S-400 (NATO reporting name SA-21 Growler) was developed by the Almaz Central Design Bureau as an upgrade of the S-300PMU-3 air defense missile system. Development began in 1999 and the first unit was declared operational in 2007 – the first S-400 regiment stationed near the town of Elektrostal. The second unit has recently completed training at Kapustin Yar and is currently shipping equipment to its permanent base outside Dmitrov near Moscow. The base is expected to become operational in March 2011.
An S-400 regiment comprises two squadrons each equipped with eight launchers (a total of 32 ready to fire missiles per squadron). The Triumph unit employs three different missiles to cover its entire envelope – the very long range 40N6, long range 48N6E3 and short range 9M96E or 9M96E2 missiles. The S-400 system has demonstrated its capability to perform ballistic missile interception, by successfully intercepting a ballistic missile target with an upgraded 48N6DM interceptor missile.
According to Russian sources, the S-400 is capable of detecting six targets out to a range of 400 km (250 miles), including aircraft, cruise missiles, and ballistic missiles having a range of maximum 3,500 km and a speed of maximum 4.8 km/s and then engaging them at ranges of up to 200 km. It is designed to have improved performance against stealth aircraft.

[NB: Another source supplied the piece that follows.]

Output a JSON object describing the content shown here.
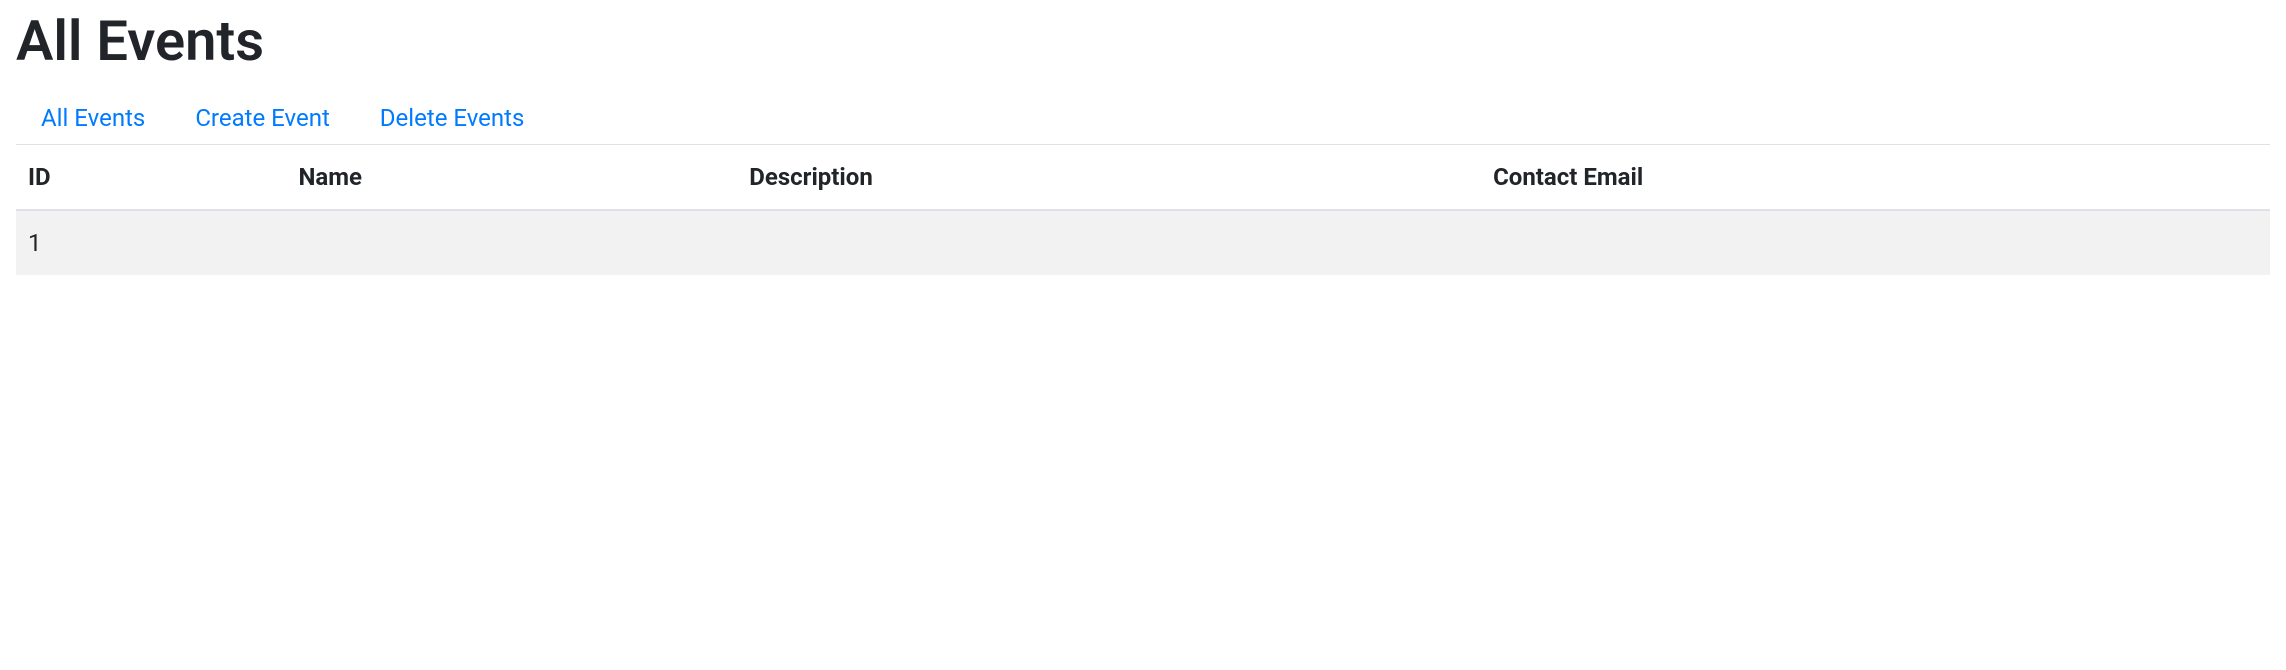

According to aerospace defense strategic commander Lt. Gen. Valery Ivanov, the S-500, the successor of the current SA-10 (S-300PMU-1/2) is expected to enter full rate production in 2014. The new S-400, and Pantsir mobile air defense system and currently in development S-500 are expected to be the centerpiece of the Russian air defense modernization plan, scheduled to follow through the decade and be completed by the year 2020.